Page and application data records:
*-*-*

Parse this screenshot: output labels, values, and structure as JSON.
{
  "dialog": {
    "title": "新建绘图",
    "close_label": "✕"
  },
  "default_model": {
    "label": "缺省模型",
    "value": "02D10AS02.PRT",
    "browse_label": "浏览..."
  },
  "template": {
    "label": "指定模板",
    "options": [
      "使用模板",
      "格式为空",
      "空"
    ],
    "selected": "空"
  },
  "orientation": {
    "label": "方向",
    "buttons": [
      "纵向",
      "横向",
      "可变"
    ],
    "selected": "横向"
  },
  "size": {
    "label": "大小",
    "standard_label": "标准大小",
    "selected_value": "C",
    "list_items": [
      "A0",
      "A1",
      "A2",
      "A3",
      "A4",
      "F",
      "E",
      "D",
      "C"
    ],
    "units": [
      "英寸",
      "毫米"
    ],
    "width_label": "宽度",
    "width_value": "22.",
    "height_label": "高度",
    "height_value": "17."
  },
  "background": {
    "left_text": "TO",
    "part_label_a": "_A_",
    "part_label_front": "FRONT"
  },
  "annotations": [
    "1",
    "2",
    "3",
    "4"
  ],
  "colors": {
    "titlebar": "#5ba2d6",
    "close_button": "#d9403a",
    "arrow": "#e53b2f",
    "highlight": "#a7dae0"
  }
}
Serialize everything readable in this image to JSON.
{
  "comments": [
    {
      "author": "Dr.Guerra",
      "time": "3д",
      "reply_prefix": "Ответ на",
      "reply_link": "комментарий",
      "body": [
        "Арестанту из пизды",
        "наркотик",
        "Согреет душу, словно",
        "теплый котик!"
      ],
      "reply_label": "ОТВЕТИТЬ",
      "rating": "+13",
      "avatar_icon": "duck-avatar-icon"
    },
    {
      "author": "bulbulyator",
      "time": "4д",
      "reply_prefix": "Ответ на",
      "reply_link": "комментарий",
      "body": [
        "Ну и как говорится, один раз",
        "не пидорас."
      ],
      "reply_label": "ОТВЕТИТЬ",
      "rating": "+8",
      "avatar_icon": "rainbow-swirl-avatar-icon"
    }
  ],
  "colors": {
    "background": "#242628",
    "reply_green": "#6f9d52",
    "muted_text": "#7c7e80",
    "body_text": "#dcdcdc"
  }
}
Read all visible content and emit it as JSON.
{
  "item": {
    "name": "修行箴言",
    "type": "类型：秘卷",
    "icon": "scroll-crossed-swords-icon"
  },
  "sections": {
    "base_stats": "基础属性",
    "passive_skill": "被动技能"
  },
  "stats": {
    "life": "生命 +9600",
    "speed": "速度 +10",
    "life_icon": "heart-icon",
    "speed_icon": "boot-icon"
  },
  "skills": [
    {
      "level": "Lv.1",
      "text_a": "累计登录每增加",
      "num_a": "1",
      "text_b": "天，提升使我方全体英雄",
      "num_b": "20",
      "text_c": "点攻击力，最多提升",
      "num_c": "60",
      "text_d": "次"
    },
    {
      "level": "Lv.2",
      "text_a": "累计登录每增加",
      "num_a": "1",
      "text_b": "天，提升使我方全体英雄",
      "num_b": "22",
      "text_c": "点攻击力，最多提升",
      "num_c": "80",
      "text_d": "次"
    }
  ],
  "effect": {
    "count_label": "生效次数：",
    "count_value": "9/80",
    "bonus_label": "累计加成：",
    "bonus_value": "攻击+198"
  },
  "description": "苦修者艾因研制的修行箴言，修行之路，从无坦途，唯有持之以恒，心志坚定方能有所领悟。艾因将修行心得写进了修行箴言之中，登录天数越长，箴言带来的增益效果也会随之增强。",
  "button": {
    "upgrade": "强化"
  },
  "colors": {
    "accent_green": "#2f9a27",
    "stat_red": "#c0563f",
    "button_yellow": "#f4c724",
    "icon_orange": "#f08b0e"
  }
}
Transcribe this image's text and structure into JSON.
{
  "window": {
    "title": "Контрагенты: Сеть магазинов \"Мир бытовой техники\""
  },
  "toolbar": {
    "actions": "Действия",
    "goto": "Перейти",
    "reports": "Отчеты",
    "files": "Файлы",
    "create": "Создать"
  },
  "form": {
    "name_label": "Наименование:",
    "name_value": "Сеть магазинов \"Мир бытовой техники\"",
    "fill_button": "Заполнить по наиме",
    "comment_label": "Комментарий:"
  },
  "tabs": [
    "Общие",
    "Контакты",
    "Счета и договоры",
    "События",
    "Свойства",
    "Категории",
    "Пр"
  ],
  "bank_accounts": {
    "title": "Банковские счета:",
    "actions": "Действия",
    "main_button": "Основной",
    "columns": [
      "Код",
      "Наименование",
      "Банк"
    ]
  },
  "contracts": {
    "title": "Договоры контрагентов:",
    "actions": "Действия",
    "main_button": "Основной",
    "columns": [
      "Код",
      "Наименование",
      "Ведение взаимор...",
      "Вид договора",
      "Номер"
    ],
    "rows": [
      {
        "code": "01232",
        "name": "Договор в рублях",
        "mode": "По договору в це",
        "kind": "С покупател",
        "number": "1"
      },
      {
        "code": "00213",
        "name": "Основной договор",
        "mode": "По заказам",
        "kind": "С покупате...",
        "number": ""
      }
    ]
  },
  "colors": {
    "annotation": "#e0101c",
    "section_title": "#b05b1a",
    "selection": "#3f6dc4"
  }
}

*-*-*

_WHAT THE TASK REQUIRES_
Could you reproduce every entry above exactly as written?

_WRITTEN SOLUTION_
Parse this screenshot: output labels, values, and structure as JSON.
{
  "dialog": {
    "title": "新建绘图",
    "close_label": "✕"
  },
  "default_model": {
    "label": "缺省模型",
    "value": "02D10AS02.PRT",
    "browse_label": "浏览..."
  },
  "template": {
    "label": "指定模板",
    "options": [
      "使用模板",
      "格式为空",
      "空"
    ],
    "selected": "空"
  },
  "orientation": {
    "label": "方向",
    "buttons": [
      "纵向",
      "横向",
      "可变"
    ],
    "selected": "横向"
  },
  "size": {
    "label": "大小",
    "standard_label": "标准大小",
    "selected_value": "C",
    "list_items": [
      "A0",
      "A1",
      "A2",
      "A3",
      "A4",
      "F",
      "E",
      "D",
      "C"
    ],
    "units": [
      "英寸",
      "毫米"
    ],
    "width_label": "宽度",
    "width_value": "22.",
    "height_label": "高度",
    "height_value": "17."
  },
  "background": {
    "left_text": "TO",
    "part_label_a": "_A_",
    "part_label_front": "FRONT"
  },
  "annotations": [
    "1",
    "2",
    "3",
    "4"
  ],
  "colors": {
    "titlebar": "#5ba2d6",
    "close_button": "#d9403a",
    "arrow": "#e53b2f",
    "highlight": "#a7dae0"
  }
}
Serialize everything readable in this image to JSON.
{
  "comments": [
    {
      "author": "Dr.Guerra",
      "time": "3д",
      "reply_prefix": "Ответ на",
      "reply_link": "комментарий",
      "body": [
        "Арестанту из пизды",
        "наркотик",
        "Согреет душу, словно",
        "теплый котик!"
      ],
      "reply_label": "ОТВЕТИТЬ",
      "rating": "+13",
      "avatar_icon": "duck-avatar-icon"
    },
    {
      "author": "bulbulyator",
      "time": "4д",
      "reply_prefix": "Ответ на",
      "reply_link": "комментарий",
      "body": [
        "Ну и как говорится, один раз",
        "не пидорас."
      ],
      "reply_label": "ОТВЕТИТЬ",
      "rating": "+8",
      "avatar_icon": "rainbow-swirl-avatar-icon"
    }
  ],
  "colors": {
    "background": "#242628",
    "reply_green": "#6f9d52",
    "muted_text": "#7c7e80",
    "body_text": "#dcdcdc"
  }
}
Read all visible content and emit it as JSON.
{
  "item": {
    "name": "修行箴言",
    "type": "类型：秘卷",
    "icon": "scroll-crossed-swords-icon"
  },
  "sections": {
    "base_stats": "基础属性",
    "passive_skill": "被动技能"
  },
  "stats": {
    "life": "生命 +9600",
    "speed": "速度 +10",
    "life_icon": "heart-icon",
    "speed_icon": "boot-icon"
  },
  "skills": [
    {
      "level": "Lv.1",
      "text_a": "累计登录每增加",
      "num_a": "1",
      "text_b": "天，提升使我方全体英雄",
      "num_b": "20",
      "text_c": "点攻击力，最多提升",
      "num_c": "60",
      "text_d": "次"
    },
    {
      "level": "Lv.2",
      "text_a": "累计登录每增加",
      "num_a": "1",
      "text_b": "天，提升使我方全体英雄",
      "num_b": "22",
      "text_c": "点攻击力，最多提升",
      "num_c": "80",
      "text_d": "次"
    }
  ],
  "effect": {
    "count_label": "生效次数：",
    "count_value": "9/80",
    "bonus_label": "累计加成：",
    "bonus_value": "攻击+198"
  },
  "description": "苦修者艾因研制的修行箴言，修行之路，从无坦途，唯有持之以恒，心志坚定方能有所领悟。艾因将修行心得写进了修行箴言之中，登录天数越长，箴言带来的增益效果也会随之增强。",
  "button": {
    "upgrade": "强化"
  },
  "colors": {
    "accent_green": "#2f9a27",
    "stat_red": "#c0563f",
    "button_yellow": "#f4c724",
    "icon_orange": "#f08b0e"
  }
}
Transcribe this image's text and structure into JSON.
{
  "window": {
    "title": "Контрагенты: Сеть магазинов \"Мир бытовой техники\""
  },
  "toolbar": {
    "actions": "Действия",
    "goto": "Перейти",
    "reports": "Отчеты",
    "files": "Файлы",
    "create": "Создать"
  },
  "form": {
    "name_label": "Наименование:",
    "name_value": "Сеть магазинов \"Мир бытовой техники\"",
    "fill_button": "Заполнить по наиме",
    "comment_label": "Комментарий:"
  },
  "tabs": [
    "Общие",
    "Контакты",
    "Счета и договоры",
    "События",
    "Свойства",
    "Категории",
    "Пр"
  ],
  "bank_accounts": {
    "title": "Банковские счета:",
    "actions": "Действия",
    "main_button": "Основной",
    "columns": [
      "Код",
      "Наименование",
      "Банк"
    ]
  },
  "contracts": {
    "title": "Договоры контрагентов:",
    "actions": "Действия",
    "main_button": "Основной",
    "columns": [
      "Код",
      "Наименование",
      "Ведение взаимор...",
      "Вид договора",
      "Номер"
    ],
    "rows": [
      {
        "code": "01232",
        "name": "Договор в рублях",
        "mode": "По договору в це",
        "kind": "С покупател",
        "number": "1"
      },
      {
        "code": "00213",
        "name": "Основной договор",
        "mode": "По заказам",
        "kind": "С покупате...",
        "number": ""
      }
    ]
  },
  "colors": {
    "annotation": "#e0101c",
    "section_title": "#b05b1a",
    "selection": "#3f6dc4"
  }
}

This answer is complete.